◆ What this task involves
Gather from the listing below each line that includes the word "content", and copy it.

◆ Excerpted data
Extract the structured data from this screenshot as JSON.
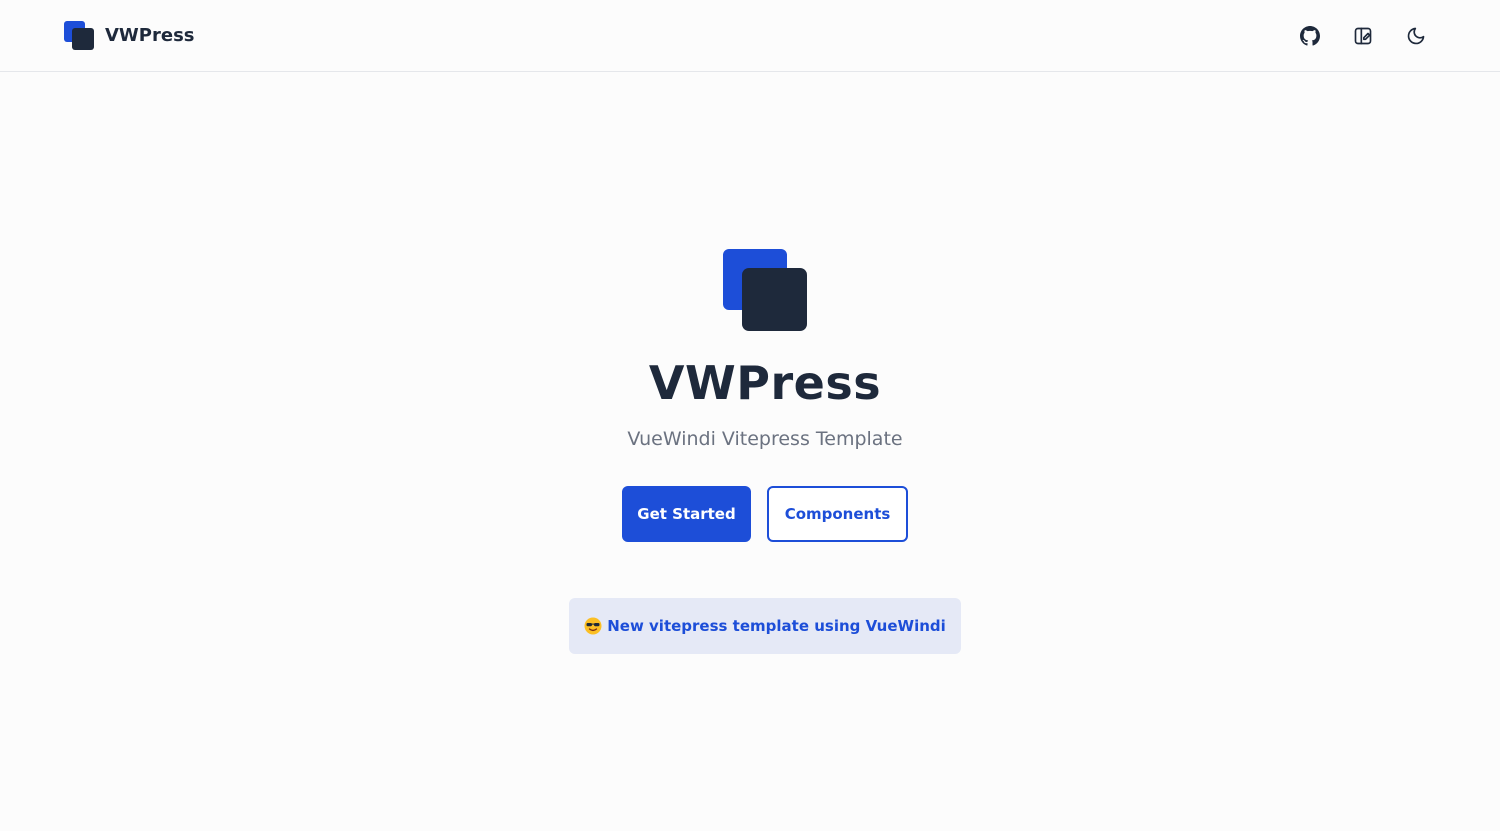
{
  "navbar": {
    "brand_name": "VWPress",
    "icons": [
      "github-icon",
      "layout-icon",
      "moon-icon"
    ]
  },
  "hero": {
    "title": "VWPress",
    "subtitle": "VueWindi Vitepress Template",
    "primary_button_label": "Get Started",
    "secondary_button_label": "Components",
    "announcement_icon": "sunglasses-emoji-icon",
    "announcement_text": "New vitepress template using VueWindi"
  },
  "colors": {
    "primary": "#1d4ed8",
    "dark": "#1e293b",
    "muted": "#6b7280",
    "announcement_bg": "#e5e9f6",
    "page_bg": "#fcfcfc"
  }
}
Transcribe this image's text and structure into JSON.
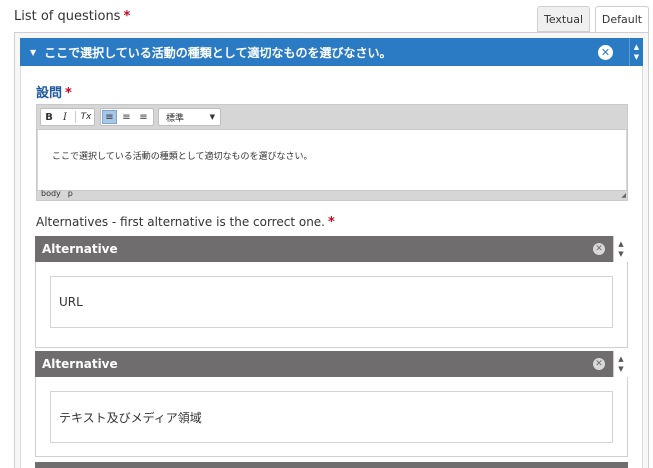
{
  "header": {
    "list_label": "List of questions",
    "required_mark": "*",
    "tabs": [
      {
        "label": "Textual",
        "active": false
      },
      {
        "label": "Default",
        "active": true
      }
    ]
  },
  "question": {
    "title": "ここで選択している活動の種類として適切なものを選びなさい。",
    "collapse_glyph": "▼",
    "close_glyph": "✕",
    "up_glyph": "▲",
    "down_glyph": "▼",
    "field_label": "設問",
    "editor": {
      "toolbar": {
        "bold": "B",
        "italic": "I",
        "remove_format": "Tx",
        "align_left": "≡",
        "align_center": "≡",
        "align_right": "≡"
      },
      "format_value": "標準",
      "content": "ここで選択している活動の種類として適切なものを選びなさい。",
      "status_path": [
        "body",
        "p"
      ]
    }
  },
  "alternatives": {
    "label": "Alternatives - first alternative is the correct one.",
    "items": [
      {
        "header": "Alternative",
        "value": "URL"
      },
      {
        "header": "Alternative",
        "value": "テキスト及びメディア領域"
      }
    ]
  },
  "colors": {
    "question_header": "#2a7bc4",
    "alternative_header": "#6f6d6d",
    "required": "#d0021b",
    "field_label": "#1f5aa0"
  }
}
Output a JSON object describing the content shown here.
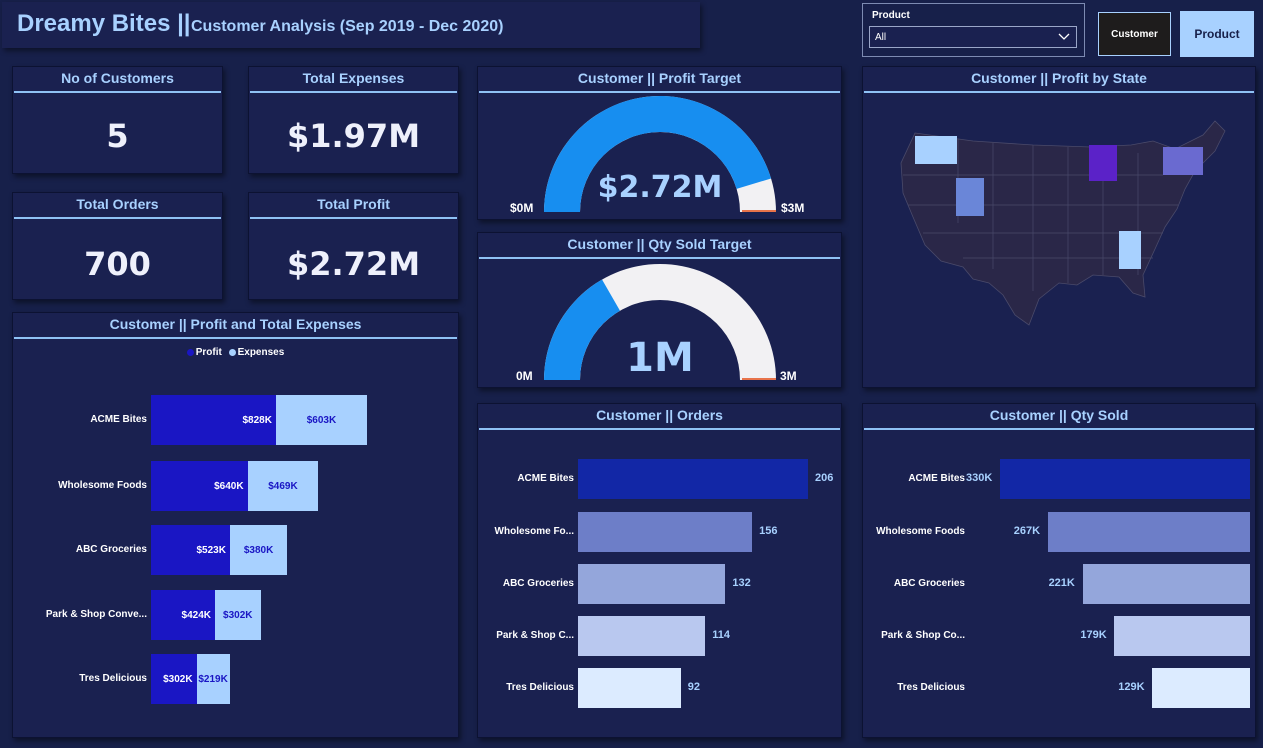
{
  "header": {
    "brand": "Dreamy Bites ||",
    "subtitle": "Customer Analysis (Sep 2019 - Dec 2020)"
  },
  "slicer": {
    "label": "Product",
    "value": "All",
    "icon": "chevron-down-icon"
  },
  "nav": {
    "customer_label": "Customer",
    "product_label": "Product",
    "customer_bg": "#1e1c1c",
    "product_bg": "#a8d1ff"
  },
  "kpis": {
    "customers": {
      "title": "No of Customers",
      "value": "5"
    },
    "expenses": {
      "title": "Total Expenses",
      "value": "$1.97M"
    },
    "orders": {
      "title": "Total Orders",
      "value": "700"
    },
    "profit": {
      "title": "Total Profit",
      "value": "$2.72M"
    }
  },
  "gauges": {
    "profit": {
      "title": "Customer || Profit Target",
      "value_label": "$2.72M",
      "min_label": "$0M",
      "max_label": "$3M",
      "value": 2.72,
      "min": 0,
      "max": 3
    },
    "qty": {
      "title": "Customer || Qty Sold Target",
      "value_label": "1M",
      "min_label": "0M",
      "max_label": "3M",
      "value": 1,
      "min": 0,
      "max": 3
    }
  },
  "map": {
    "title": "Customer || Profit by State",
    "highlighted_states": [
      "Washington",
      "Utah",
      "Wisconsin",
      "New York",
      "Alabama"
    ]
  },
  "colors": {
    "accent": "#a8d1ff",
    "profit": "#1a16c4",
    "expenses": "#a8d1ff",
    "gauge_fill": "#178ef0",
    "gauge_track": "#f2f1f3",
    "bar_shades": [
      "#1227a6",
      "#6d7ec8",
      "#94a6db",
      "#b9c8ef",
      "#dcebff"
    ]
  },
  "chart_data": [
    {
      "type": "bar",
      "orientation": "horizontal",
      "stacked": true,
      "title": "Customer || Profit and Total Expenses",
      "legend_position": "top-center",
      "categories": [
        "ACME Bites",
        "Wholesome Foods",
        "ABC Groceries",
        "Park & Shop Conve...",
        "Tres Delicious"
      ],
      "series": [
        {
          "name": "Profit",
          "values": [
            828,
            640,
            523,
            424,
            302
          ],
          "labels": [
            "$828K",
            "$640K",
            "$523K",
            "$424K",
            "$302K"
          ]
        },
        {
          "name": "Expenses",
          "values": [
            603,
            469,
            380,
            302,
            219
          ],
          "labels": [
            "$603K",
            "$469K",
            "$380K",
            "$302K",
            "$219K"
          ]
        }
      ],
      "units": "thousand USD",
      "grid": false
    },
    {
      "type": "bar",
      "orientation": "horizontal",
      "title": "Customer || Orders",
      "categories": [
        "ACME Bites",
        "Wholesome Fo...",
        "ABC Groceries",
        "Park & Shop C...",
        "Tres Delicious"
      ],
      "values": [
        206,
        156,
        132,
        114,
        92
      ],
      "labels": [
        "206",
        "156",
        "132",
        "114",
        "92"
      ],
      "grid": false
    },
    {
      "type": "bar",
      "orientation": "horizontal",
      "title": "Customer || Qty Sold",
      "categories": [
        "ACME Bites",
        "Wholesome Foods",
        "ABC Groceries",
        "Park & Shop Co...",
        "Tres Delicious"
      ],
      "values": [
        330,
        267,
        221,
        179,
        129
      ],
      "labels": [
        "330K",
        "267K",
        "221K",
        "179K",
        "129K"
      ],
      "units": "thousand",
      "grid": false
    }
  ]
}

◆ Solution to this exercise
      "content": "ここで選択している活動の種類として適切なものを選びなさい。",
Output a JSON object describing the content shown here.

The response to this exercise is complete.